November 2, 2012

MARATHON MIKE: “‘We Need Food, We Need Clothing’: Staten Island Residents Plead for Help 3 Days After Sandy,” ABC reports. However, as the New York Daily News notes, such horror stories aren’t preventing Mike Bloomberg from focusing on more important mayoral duties:

Desperately needed food, water and generators were being rushed Thursday to Sandy-ravaged Staten Island while local leaders blasted the city’s “idiotic” plan to stage the New York City Marathon in the midst of the crisis.

Staten Island Councilman James Oddo urged Mayor Bloomberg to reconsider, especially while rescue efforts are still underway on the hard-hit South Shore.

“The notion of diverting even one police officer, one first responder, one asset away from this carnage is beyond irrational,” the Republican lawmaker told The Daily News.

“The mayor said to me, ‘We’re not going to diminish what is happening on Staten Island.’ You know what happens on marathons – you put a cop on every corner. How are we going to have enough resources?”

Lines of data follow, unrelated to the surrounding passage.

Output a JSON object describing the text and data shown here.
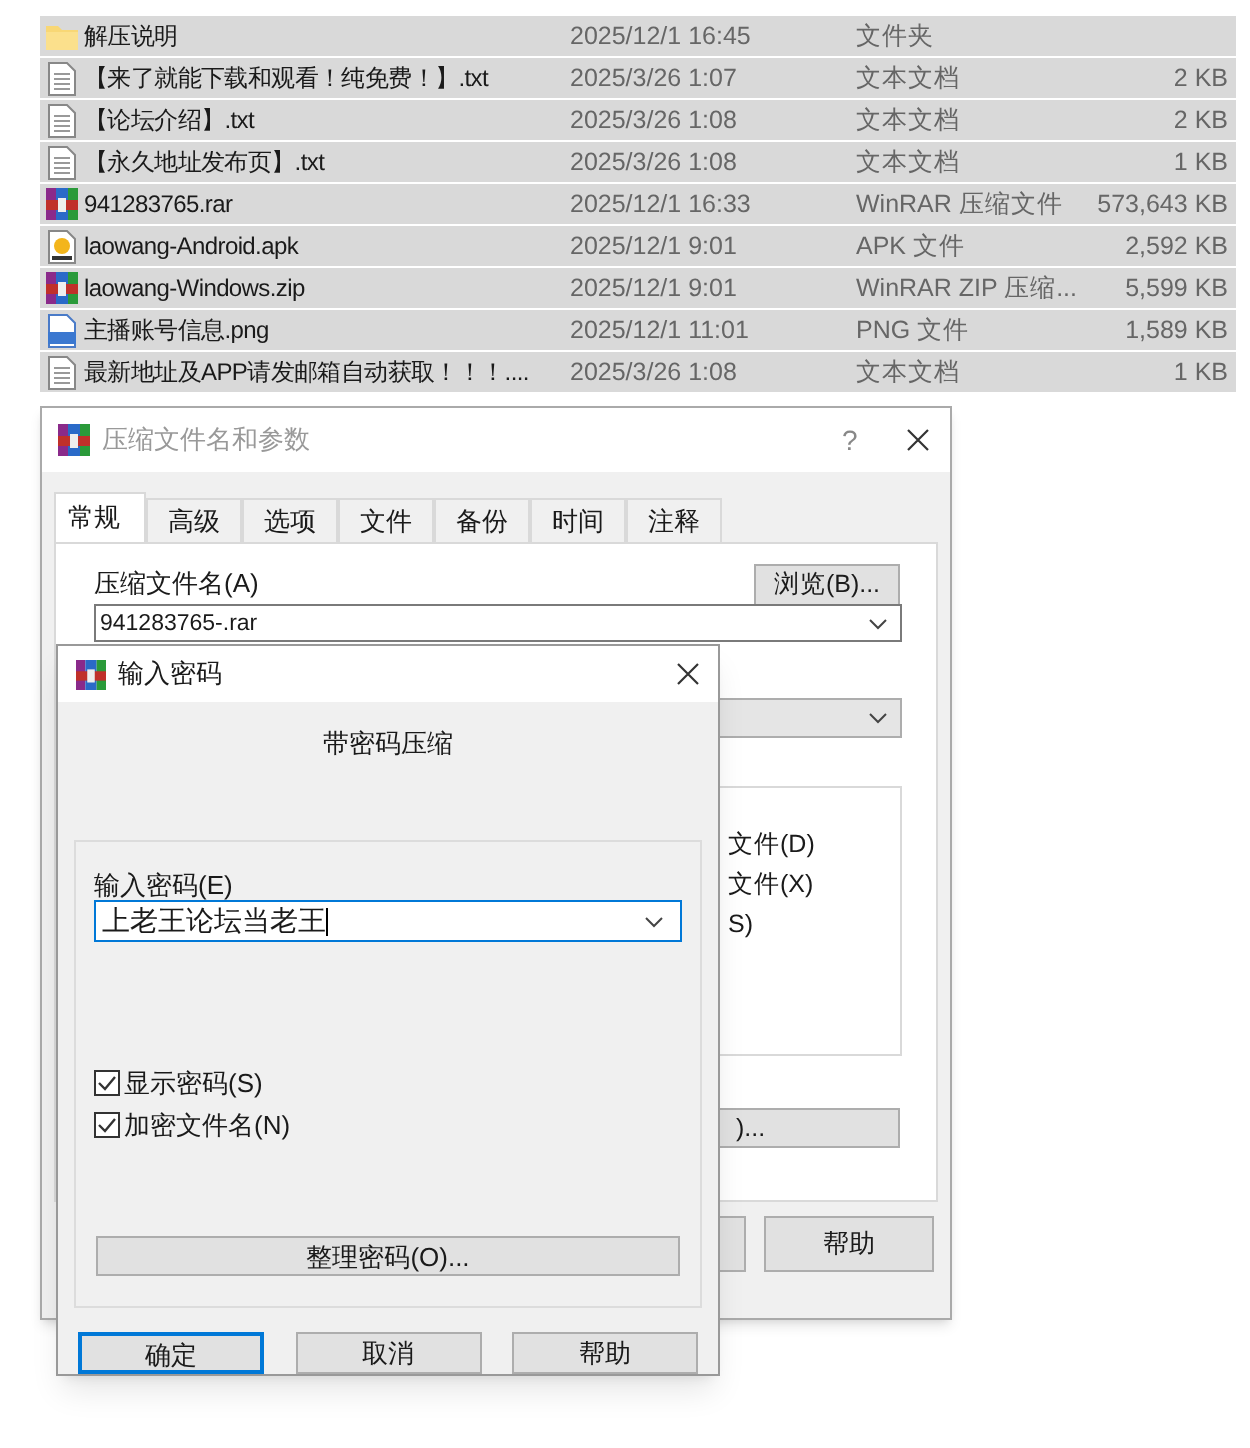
{
  "file_list": {
    "rows": [
      {
        "kind": "folder",
        "name": "解压说明",
        "modified": "2025/12/1 16:45",
        "type": "文件夹",
        "size": ""
      },
      {
        "kind": "text",
        "name": "【来了就能下载和观看！纯免费！】.txt",
        "modified": "2025/3/26 1:07",
        "type": "文本文档",
        "size": "2 KB"
      },
      {
        "kind": "text",
        "name": "【论坛介绍】.txt",
        "modified": "2025/3/26 1:08",
        "type": "文本文档",
        "size": "2 KB"
      },
      {
        "kind": "text",
        "name": "【永久地址发布页】.txt",
        "modified": "2025/3/26 1:08",
        "type": "文本文档",
        "size": "1 KB"
      },
      {
        "kind": "archive",
        "name": "941283765.rar",
        "modified": "2025/12/1 16:33",
        "type": "WinRAR 压缩文件",
        "size": "573,643 KB"
      },
      {
        "kind": "apk",
        "name": "laowang-Android.apk",
        "modified": "2025/12/1 9:01",
        "type": "APK 文件",
        "size": "2,592 KB"
      },
      {
        "kind": "archive",
        "name": "laowang-Windows.zip",
        "modified": "2025/12/1 9:01",
        "type": "WinRAR ZIP 压缩...",
        "size": "5,599 KB"
      },
      {
        "kind": "image",
        "name": "主播账号信息.png",
        "modified": "2025/12/1 11:01",
        "type": "PNG 文件",
        "size": "1,589 KB"
      },
      {
        "kind": "text",
        "name": "最新地址及APP请发邮箱自动获取！！！....",
        "modified": "2025/3/26 1:08",
        "type": "文本文档",
        "size": "1 KB"
      }
    ]
  },
  "archive_dialog": {
    "title": "压缩文件名和参数",
    "help_glyph": "?",
    "tabs": [
      {
        "label": "常规",
        "selected": true
      },
      {
        "label": "高级",
        "selected": false
      },
      {
        "label": "选项",
        "selected": false
      },
      {
        "label": "文件",
        "selected": false
      },
      {
        "label": "备份",
        "selected": false
      },
      {
        "label": "时间",
        "selected": false
      },
      {
        "label": "注释",
        "selected": false
      }
    ],
    "archive_name_label": "压缩文件名(A)",
    "browse_button": "浏览(B)...",
    "archive_name_value": "941283765-.rar",
    "partial_options": [
      "文件(D)",
      "文件(X)",
      "S)"
    ],
    "partial_button": ")...",
    "help_button": "帮助"
  },
  "password_dialog": {
    "title": "输入密码",
    "heading": "带密码压缩",
    "password_label": "输入密码(E)",
    "password_value": "上老王论坛当老王",
    "options": [
      {
        "label": "显示密码(S)",
        "checked": true
      },
      {
        "label": "加密文件名(N)",
        "checked": true
      }
    ],
    "organize_button": "整理密码(O)...",
    "buttons": [
      {
        "label": "确定",
        "selected": true
      },
      {
        "label": "取消",
        "selected": false
      },
      {
        "label": "帮助",
        "selected": false
      }
    ]
  }
}
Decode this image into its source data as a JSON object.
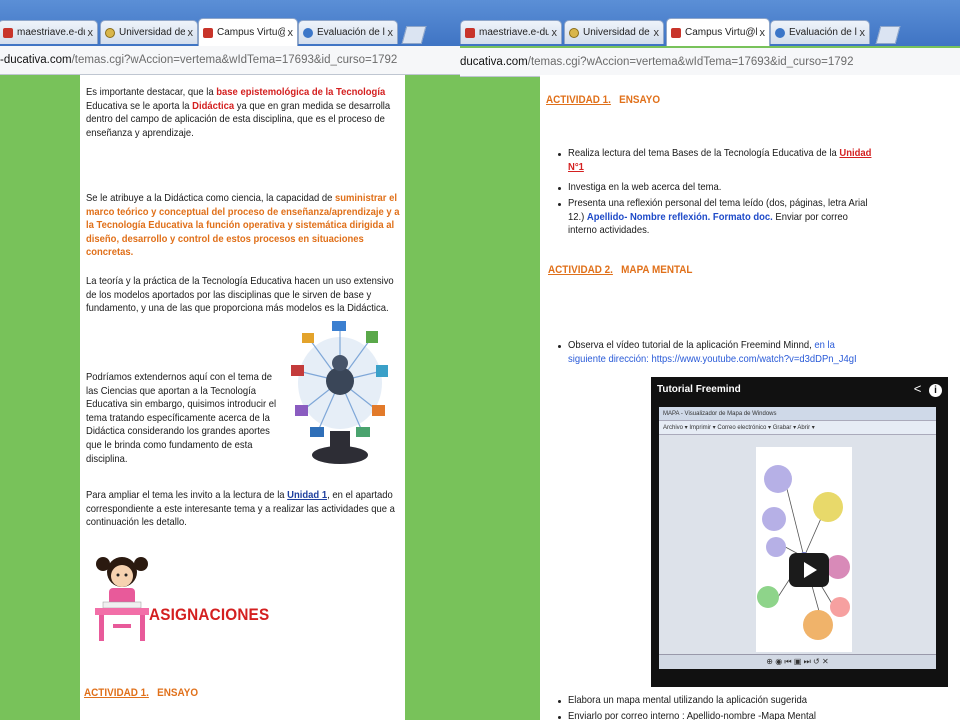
{
  "left_window": {
    "tabs": [
      {
        "label": "maestriave.e-ducativa.co",
        "active": false
      },
      {
        "label": "Universidad de Panamá -",
        "active": false
      },
      {
        "label": "Campus Virtu@l [Módulo",
        "active": true
      },
      {
        "label": "Evaluación de los aprendi",
        "active": false
      }
    ],
    "tab_close_glyph": "x",
    "url_host": "-ducativa.com",
    "url_path": "/temas.cgi?wAccion=vertema&wIdTema=17693&id_curso=1792",
    "para1": {
      "p1": "Es importante destacar, que la ",
      "p1_hl": "base epistemológica de la Tecnología",
      "p2": " Educativa se le aporta la ",
      "p2_hl": "Didáctica",
      "p3": " ya que en gran medida se desarrolla dentro del campo de aplicación de esta disciplina, que es el proceso de enseñanza y aprendizaje."
    },
    "para2": {
      "p1": "Se le atribuye a la Didáctica como ciencia, la capacidad de ",
      "p1_hl": "suministrar el marco teórico y conceptual del proceso de enseñanza/aprendizaje y a la Tecnología Educativa la función operativa y sistemática dirigida al diseño, desarrollo y control de estos procesos en situaciones concretas."
    },
    "para3": "La teoría y la práctica de la Tecnología Educativa hacen un uso extensivo de los modelos aportados por las disciplinas que le sirven de base y fundamento, y una de las que proporciona más modelos es la Didáctica.",
    "para4": "Podríamos extendernos aquí con el tema de las Ciencias que aportan a la Tecnología Educativa sin embargo, quisimos introducir el tema tratando específicamente acerca de la Didáctica considerando los grandes aportes que le brinda como fundamento de esta disciplina.",
    "para5": {
      "p1": "Para ampliar el tema les invito a la lectura de la ",
      "link": "Unidad 1",
      "p2": ", en el apartado correspondiente a este interesante tema y a realizar las actividades que a continuación les detallo."
    },
    "asignaciones": "ASIGNACIONES",
    "actividad1": {
      "label": "ACTIVIDAD 1.",
      "title": "ENSAYO"
    }
  },
  "right_window": {
    "tabs": [
      {
        "label": "maestriave.e-ducativa.co",
        "active": false
      },
      {
        "label": "Universidad de Panamá -",
        "active": false
      },
      {
        "label": "Campus Virtu@l [Módulo",
        "active": true
      },
      {
        "label": "Evaluación de los aprendi",
        "active": false
      }
    ],
    "tab_close_glyph": "x",
    "url_host": "ducativa.com",
    "url_path": "/temas.cgi?wAccion=vertema&wIdTema=17693&id_curso=1792",
    "actividad1": {
      "label": "ACTIVIDAD 1.",
      "title": "ENSAYO",
      "b1_text": "Realiza lectura del tema Bases de la Tecnología Educativa de la ",
      "b1_link": "Unidad N°1",
      "b2": "Investiga en la web acerca del tema.",
      "b3_text": "Presenta una reflexión personal del tema leído (dos, páginas, letra Arial 12.) ",
      "b3_hl": "Apellido- Nombre reflexión. Formato doc.",
      "b3_tail": " Enviar por correo interno actividades."
    },
    "actividad2": {
      "label": "ACTIVIDAD 2.",
      "title": "MAPA MENTAL",
      "b1_text": "Observa el vídeo tutorial de la aplicación Freemind Minnd, ",
      "b1_blue": "en la siguiente dirección: https://www.youtube.com/watch?v=d3dDPn_J4gI",
      "b2": "Elabora un mapa mental utilizando la aplicación sugerida",
      "b3": "Enviarlo por correo interno : Apellido-nombre -Mapa Mental"
    },
    "video": {
      "title": "Tutorial Freemind",
      "share_icon": "share-icon",
      "info_icon": "info-icon",
      "app_title": "MAPA  - Visualizador de Mapa de Windows",
      "menu": "Archivo ▾   Imprimir ▾   Correo electrónico ▾   Grabar ▾   Abrir ▾",
      "controls": "⊕ ◉ ⏮ ▣ ⏭ ↺ ✕"
    }
  },
  "colors": {
    "background_green": "#78c25a",
    "highlight_red": "#d42020",
    "highlight_orange": "#e0701a",
    "link_blue": "#1e3f9e"
  }
}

Speaking of which, the New York Times evidently has enough resources, in spite of the myriad disasters caused by Sandy, to run stories such as this article yesterday: “A Restroom Plan Can Reduce Worry:”

A raceday outfit. A prerace meal. A playlist. A warm-up routine.

And there is one more thing runners obsess over but are often too shy to discuss in public: making sure that digestive issues have been dealt with. “If you don’t address it or wing it then that’s when you lose valuable time in the marathon,” John Honerkamp, chief coach for New York Road Runners, said.

It is a vital part of any proper prerace routine, said Adam Banks, chief executive of NY SportsMed, a sports therapy practice. “Carrying that extra weight with you for 26 miles is extremely uncomfortable.”

That’s why 1,750 portable restrooms, from A Royal Flush, are placed at the start of the New York City Marathon.

“A lot of runners laugh about it, but a really important component to having a good race is doing your prerace business,” said Beth Risdon, a running coach and running blogger.

No really — that’s an actual headline and the first paragraphs of an article in the most important paper in the most important city in the world in a time of natural disaster.

Gray Lady Down, indeed.